    schlicht, OHG. sleht smooth, simple, Icel. sl?ttr smooth, Sw.
    sl["a]t, Goth. sla['i]hts; or uncertain origin.]
    1. Not decidedly marked; not forcible; inconsiderable;
       unimportant; insignificant; not severe; weak; gentle; --
       applied in a great variety of circumstances; as, a slight
       (i. e., feeble) effort; a slight (i. e., perishable)
       structure; a slight (i. e., not deep) impression; a slight
       (i. e., not convincing) argument; a slight (i. e., not
       thorough) examination; slight (i. e., not severe) pain,
       and the like. ``At one slight bound.'' --Milton.
             Slight is the subject, but not so the praise.
             Some firmly embrace doctrines upon slight grounds.
    2. Not stout or heavy; slender.
             His own figure, which was formerly so slight. --Sir
                                                   W. Scott.
    3. Foolish; silly; weak in intellect. --Hudibras.

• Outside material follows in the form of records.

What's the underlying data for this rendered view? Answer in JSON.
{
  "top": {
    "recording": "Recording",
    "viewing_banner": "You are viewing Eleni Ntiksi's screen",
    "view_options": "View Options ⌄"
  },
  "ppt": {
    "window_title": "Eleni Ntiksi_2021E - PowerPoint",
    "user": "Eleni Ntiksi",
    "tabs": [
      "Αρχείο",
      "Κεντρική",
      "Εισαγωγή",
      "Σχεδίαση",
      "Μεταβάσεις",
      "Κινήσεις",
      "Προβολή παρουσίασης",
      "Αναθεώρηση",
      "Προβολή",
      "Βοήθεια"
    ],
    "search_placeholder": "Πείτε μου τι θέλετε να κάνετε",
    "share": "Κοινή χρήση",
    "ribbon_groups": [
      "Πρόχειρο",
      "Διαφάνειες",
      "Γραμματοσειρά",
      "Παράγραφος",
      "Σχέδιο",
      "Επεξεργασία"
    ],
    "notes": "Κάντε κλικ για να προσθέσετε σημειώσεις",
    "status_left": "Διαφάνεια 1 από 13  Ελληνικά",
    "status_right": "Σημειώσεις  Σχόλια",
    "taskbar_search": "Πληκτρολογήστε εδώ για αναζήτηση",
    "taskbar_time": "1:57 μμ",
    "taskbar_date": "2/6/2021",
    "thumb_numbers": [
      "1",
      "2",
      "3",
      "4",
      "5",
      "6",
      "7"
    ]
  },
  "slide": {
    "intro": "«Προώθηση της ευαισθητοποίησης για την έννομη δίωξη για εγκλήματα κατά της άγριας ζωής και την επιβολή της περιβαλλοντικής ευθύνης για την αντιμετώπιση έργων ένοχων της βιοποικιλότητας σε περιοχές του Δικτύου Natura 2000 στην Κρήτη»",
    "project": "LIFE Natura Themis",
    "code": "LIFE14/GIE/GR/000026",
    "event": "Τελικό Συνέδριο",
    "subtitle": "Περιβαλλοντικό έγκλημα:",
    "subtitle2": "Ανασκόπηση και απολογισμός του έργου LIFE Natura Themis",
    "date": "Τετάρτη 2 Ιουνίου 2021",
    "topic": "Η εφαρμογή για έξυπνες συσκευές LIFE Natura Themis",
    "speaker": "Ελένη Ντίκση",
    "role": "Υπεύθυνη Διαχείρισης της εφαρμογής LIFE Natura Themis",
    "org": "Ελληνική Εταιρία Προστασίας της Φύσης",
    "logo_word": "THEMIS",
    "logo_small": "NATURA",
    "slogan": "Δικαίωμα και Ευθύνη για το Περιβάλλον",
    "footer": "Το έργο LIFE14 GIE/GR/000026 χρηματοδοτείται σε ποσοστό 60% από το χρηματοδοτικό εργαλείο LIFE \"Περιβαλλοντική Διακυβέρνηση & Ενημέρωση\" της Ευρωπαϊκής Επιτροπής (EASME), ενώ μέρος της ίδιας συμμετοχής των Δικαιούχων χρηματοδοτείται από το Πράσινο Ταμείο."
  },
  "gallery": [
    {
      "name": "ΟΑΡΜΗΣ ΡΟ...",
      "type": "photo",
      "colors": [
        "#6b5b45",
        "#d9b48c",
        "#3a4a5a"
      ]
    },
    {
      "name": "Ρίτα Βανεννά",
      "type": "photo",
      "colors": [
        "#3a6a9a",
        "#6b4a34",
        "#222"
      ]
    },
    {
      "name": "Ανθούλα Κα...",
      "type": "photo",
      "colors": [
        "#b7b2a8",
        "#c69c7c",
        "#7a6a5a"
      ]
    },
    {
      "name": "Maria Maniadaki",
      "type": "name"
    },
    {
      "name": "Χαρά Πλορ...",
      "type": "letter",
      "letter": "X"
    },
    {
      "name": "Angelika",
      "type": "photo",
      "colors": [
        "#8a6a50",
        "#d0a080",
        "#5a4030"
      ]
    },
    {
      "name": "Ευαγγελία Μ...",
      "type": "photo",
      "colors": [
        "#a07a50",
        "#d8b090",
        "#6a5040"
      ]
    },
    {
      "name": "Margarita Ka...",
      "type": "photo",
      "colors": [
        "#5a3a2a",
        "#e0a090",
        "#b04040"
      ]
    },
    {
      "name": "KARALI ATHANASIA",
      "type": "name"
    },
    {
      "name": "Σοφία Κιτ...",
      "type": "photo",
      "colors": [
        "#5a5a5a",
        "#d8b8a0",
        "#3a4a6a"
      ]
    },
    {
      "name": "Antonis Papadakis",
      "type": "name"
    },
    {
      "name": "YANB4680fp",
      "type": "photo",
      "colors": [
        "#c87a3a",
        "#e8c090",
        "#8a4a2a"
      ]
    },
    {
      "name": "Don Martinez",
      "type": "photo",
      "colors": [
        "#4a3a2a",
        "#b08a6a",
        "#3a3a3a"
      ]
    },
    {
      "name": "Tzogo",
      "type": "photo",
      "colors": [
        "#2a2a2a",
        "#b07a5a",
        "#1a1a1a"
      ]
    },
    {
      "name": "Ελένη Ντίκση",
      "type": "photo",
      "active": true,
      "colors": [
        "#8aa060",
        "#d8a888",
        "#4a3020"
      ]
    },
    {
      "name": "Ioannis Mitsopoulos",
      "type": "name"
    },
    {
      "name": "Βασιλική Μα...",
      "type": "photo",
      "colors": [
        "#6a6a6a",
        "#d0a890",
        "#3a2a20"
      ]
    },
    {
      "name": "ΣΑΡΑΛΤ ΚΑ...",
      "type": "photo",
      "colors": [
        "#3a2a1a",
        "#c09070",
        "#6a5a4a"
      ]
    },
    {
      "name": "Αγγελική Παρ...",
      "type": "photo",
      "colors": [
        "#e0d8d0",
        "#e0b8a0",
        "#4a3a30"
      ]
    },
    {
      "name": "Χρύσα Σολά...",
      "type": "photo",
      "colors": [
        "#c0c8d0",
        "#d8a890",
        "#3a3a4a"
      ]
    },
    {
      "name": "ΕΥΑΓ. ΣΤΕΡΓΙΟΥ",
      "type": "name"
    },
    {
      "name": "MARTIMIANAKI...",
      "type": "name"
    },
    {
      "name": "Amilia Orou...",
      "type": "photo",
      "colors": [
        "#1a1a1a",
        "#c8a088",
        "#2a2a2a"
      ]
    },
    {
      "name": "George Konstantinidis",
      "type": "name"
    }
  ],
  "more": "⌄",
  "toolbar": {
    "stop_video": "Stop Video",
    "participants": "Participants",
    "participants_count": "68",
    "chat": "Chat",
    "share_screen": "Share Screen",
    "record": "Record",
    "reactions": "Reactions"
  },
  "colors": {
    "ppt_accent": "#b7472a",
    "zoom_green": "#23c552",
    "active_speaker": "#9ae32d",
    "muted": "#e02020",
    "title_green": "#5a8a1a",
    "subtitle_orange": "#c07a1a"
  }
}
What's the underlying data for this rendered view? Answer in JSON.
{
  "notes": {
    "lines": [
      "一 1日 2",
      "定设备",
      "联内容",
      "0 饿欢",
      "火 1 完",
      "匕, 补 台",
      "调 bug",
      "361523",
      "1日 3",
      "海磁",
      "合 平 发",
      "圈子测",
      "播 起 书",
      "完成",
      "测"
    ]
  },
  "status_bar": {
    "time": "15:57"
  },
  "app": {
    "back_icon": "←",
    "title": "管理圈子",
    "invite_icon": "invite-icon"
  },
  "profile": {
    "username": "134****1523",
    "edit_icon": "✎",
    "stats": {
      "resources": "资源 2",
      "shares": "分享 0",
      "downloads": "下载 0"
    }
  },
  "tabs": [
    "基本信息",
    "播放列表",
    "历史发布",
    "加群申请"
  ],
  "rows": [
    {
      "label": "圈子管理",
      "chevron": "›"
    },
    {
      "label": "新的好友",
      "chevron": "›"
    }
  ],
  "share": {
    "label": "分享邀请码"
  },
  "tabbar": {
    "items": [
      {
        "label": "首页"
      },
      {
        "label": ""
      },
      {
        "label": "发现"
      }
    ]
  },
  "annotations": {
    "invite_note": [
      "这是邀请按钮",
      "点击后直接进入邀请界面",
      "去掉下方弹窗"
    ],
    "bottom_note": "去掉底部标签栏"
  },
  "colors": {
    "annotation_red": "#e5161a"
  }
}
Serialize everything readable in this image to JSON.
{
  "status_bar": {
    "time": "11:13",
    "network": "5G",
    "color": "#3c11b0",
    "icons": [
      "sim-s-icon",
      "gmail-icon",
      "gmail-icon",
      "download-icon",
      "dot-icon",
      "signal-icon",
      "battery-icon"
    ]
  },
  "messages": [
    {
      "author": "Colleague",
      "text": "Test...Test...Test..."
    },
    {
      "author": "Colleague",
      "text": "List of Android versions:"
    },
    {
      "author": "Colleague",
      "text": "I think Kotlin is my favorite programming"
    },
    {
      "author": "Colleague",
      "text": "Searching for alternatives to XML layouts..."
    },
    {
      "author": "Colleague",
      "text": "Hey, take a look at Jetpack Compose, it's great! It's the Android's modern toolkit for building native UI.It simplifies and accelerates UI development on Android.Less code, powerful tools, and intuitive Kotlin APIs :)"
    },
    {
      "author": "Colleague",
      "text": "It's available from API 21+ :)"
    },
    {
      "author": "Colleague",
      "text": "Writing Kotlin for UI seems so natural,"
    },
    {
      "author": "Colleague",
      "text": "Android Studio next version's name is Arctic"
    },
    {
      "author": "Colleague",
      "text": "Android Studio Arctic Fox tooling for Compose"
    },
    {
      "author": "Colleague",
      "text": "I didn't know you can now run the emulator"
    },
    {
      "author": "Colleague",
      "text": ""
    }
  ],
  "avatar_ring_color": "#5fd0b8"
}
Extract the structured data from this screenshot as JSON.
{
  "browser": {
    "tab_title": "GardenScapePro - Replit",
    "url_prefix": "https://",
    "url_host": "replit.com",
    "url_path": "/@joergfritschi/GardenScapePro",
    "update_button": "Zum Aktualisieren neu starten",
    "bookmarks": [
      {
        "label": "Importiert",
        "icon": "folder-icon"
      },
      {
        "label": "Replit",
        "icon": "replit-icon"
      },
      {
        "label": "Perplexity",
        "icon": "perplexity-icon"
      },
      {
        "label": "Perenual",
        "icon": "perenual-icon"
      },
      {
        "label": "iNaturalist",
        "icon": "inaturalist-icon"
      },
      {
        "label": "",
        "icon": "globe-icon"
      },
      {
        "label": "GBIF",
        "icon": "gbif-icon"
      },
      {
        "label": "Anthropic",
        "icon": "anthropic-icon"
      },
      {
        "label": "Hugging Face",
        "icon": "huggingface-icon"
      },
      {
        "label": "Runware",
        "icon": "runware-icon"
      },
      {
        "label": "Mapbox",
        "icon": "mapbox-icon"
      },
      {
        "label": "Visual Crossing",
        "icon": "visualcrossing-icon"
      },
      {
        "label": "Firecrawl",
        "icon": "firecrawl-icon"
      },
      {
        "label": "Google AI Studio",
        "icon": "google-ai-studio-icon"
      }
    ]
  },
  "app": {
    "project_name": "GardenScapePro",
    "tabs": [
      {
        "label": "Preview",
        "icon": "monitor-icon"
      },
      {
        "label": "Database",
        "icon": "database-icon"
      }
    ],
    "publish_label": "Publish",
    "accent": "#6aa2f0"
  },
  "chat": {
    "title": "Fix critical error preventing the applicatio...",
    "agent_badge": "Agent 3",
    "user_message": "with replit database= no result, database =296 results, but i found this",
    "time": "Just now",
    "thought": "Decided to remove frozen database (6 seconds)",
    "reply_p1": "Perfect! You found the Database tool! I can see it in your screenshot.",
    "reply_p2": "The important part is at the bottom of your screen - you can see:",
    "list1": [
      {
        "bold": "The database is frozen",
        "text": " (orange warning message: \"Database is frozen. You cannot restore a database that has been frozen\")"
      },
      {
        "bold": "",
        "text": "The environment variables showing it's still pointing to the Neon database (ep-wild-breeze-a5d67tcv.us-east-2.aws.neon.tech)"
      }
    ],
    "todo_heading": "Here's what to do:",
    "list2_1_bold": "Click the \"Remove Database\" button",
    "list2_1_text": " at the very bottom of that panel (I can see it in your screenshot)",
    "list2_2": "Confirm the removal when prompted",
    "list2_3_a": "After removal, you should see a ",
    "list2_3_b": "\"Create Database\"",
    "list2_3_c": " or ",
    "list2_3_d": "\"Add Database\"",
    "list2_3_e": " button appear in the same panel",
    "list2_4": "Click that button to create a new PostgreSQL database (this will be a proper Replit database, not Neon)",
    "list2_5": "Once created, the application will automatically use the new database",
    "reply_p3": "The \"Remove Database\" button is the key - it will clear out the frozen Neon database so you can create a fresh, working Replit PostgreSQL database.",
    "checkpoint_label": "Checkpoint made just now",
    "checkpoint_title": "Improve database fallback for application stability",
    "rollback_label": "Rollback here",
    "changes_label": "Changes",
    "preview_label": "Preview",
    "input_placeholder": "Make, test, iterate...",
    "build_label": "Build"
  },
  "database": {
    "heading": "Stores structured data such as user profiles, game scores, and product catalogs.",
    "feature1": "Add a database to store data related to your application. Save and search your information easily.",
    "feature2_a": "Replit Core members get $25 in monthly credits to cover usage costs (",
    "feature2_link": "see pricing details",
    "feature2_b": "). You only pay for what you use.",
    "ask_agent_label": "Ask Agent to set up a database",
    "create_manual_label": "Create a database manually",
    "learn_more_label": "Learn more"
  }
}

  4. \Slight\, v. t. [imp. & p. p. {Slighted}; p. pr. & vb. n.
    To disregard, as of little value and unworthy of notice; to
    make light of; as, to slight the divine commands. --Milton.
          The wretch who slights the bounty of the skies.
    {To slight off}, to treat slightingly; to drive off; to
       remove. [R.] -- {To slight over}, to run over in haste; to
       perform superficially; to treat carelessly; as, to slight
       over a theme. ``They will but slight it over.'' --Bacon.
    Syn: To neglect; disregard; disdain; scorn.
    Usage: {Slight}, {Neglect}. To slight is stronger than to
           neglect. We may neglect a duty or person from
           inconsiderateness, or from being over-occupied in
           other concerns. To slight is always a positive and
           intentional act, resulting from feelings of dislike or
           contempt. We ought to put a kind construction on what
           appears neglect on the part of a friend; but when he
           slights us, it is obvious that he is our friend no
                 Beware . . . lest the like befall . . . If they
                 transgress and slight that sole command.
                 This my long-sufferance, and my day of grace,
                 Those who neglect and scorn shall never taste.
  5. \Slight\, n.
    The act of slighting; the manifestation of a moderate degree
    of contempt, as by neglect or oversight; neglect; indignity.
    Syn: Neglect; disregard; inattention; contempt; disdain;
         scorn; disgrace; indignity; disparagement.
  6. \Slight\, adv.
    Slightly. [Obs. or Poetic]
          Think not so slight of glory.            --Milton.